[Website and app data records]

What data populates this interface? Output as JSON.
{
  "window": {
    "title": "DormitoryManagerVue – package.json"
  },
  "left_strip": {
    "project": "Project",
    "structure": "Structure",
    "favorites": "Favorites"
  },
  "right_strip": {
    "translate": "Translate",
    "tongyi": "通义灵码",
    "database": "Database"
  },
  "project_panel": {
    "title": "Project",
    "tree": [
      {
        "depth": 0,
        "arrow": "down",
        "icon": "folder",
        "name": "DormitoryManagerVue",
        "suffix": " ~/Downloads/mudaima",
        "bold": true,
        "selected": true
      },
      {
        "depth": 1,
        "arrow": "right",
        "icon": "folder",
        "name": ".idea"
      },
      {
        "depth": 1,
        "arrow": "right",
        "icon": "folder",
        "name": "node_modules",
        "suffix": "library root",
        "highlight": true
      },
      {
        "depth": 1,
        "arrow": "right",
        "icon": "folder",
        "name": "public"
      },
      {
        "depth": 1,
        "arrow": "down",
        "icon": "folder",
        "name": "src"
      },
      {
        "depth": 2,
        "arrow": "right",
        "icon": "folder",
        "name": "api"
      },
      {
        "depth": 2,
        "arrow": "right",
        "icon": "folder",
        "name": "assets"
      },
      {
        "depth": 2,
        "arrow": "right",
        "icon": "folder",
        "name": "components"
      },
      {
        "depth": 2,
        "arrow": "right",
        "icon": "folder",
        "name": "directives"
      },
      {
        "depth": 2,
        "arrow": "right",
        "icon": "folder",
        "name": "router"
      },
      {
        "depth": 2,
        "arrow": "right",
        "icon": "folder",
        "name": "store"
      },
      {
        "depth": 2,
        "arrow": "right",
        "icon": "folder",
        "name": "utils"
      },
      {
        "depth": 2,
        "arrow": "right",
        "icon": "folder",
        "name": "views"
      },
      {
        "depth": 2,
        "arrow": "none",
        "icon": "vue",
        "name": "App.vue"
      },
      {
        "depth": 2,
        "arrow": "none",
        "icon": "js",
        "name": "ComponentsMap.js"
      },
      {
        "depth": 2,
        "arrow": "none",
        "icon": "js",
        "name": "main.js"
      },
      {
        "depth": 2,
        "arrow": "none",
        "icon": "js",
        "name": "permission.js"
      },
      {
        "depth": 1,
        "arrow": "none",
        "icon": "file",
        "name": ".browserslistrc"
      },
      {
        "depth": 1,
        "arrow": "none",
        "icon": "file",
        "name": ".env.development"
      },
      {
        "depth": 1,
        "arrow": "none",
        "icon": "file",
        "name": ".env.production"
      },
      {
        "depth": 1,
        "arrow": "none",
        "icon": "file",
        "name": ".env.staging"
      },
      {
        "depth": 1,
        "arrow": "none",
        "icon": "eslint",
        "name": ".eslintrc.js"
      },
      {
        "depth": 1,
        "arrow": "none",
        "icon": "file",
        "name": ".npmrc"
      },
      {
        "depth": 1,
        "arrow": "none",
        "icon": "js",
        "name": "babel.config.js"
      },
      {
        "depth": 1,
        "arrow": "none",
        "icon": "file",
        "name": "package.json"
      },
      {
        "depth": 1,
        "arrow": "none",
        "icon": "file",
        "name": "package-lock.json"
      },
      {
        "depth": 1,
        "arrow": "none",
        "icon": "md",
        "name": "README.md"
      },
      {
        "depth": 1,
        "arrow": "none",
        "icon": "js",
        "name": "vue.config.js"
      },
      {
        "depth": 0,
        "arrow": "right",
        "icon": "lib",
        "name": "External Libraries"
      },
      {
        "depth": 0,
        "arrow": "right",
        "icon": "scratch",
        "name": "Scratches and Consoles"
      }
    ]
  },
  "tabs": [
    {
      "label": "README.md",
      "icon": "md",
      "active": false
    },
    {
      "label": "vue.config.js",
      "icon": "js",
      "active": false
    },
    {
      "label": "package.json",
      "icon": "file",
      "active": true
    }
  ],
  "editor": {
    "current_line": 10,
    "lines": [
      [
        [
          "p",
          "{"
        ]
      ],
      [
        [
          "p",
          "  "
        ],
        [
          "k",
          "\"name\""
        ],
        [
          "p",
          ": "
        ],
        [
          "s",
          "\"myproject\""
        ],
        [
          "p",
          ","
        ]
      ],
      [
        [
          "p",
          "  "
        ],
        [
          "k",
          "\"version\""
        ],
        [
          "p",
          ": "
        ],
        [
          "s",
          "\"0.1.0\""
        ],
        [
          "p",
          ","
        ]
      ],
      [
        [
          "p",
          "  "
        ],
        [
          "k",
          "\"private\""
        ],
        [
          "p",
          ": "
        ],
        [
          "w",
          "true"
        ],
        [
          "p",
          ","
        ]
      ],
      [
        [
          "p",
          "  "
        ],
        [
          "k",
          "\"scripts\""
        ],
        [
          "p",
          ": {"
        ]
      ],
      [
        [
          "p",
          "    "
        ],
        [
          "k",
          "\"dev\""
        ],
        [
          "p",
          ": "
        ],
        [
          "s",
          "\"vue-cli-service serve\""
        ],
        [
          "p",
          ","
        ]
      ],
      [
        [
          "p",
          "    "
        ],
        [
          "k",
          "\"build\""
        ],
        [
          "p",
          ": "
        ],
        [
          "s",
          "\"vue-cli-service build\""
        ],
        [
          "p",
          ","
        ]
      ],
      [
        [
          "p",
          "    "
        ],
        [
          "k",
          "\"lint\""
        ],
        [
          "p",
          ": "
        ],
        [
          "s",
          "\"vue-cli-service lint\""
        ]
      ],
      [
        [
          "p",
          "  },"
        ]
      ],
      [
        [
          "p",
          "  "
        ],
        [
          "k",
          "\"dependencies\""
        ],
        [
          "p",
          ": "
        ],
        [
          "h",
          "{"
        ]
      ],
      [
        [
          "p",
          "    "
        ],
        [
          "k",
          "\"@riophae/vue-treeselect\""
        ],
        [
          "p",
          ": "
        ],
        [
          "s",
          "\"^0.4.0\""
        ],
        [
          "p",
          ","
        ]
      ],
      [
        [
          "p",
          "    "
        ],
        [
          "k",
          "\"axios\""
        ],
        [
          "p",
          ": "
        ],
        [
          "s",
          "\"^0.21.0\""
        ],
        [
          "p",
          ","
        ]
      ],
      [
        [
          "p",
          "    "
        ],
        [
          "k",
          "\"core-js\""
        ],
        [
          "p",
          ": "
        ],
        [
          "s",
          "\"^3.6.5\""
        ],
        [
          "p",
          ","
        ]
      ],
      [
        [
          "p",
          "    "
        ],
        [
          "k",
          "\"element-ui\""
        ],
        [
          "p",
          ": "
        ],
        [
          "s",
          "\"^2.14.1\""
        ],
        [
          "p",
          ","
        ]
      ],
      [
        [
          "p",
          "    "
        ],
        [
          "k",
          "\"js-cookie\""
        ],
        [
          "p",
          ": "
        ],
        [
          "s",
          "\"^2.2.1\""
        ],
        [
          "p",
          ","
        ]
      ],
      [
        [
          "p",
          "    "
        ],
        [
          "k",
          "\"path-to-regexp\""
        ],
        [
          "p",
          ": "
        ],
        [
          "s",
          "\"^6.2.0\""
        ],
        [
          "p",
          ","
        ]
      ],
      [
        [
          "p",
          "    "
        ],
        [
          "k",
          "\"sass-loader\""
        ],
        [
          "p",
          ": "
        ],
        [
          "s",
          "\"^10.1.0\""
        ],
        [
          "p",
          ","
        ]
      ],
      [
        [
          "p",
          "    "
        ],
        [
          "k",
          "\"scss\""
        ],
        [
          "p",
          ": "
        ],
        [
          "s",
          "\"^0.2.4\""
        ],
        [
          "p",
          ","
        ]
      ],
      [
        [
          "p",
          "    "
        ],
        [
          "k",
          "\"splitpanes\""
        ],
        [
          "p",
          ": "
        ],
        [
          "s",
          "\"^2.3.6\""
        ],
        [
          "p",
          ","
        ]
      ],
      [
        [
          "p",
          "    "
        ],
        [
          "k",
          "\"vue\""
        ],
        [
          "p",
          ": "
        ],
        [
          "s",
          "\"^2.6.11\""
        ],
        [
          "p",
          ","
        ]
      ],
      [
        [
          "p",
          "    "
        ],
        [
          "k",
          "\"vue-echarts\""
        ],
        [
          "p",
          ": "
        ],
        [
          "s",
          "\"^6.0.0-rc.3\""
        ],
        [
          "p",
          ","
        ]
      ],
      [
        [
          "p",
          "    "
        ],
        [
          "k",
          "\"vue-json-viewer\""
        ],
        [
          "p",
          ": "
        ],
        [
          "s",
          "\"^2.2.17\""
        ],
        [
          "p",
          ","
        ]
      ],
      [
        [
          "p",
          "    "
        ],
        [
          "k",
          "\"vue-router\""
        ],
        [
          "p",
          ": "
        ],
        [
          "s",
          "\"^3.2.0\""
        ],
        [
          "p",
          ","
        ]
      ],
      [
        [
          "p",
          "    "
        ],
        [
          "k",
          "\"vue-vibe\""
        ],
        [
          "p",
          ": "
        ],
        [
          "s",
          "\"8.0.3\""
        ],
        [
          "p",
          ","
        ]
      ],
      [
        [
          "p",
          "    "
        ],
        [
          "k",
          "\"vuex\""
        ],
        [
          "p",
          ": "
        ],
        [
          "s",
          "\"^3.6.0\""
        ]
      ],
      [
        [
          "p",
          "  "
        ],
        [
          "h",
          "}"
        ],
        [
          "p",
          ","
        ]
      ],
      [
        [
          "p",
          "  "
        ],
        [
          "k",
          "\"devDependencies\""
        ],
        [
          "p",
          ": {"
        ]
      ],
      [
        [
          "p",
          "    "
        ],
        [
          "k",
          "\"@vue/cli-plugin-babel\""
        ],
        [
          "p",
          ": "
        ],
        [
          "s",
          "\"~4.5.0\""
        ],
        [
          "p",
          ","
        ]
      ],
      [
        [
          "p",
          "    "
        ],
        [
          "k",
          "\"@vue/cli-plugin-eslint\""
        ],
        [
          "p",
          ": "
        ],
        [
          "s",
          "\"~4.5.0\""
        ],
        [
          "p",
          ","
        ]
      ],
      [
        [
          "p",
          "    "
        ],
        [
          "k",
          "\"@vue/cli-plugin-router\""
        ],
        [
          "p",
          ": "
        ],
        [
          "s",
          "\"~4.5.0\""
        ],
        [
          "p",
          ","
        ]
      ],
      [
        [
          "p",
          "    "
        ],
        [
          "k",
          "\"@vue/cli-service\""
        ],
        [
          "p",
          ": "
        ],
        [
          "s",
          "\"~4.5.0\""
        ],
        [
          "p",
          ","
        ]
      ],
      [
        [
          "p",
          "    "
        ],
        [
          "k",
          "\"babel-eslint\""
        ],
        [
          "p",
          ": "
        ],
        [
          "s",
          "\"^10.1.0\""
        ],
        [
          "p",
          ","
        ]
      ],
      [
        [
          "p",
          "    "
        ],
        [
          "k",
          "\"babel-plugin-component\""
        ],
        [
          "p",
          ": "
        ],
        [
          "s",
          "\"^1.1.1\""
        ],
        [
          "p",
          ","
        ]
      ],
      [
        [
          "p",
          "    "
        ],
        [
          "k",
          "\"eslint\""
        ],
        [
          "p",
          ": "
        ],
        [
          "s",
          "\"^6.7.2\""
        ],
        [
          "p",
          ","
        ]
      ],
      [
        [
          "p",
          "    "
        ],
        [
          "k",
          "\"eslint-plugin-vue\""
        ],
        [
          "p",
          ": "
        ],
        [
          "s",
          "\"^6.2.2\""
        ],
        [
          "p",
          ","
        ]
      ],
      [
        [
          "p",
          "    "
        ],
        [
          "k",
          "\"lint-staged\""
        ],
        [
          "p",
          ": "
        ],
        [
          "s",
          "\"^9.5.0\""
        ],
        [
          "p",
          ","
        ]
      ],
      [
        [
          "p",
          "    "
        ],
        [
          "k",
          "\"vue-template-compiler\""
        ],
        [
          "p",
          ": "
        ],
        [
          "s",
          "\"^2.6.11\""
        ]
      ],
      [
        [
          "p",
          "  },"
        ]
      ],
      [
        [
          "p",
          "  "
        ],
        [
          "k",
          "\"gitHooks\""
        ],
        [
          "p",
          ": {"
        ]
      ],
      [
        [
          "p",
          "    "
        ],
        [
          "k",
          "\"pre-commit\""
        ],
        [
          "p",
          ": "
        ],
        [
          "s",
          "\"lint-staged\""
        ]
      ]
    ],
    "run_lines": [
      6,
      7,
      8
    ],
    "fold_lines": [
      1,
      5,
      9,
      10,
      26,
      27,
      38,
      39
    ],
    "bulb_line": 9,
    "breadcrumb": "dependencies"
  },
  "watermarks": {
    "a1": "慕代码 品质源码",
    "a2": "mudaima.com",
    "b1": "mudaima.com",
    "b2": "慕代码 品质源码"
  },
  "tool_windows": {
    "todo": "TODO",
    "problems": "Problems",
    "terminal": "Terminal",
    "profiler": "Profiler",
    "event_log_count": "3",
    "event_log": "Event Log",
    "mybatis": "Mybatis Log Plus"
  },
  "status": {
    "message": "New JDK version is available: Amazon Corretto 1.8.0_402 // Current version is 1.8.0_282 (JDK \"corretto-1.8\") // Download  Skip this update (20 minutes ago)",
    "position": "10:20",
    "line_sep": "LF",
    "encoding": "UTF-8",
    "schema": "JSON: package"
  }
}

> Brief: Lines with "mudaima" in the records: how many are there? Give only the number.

> Exercise output: 3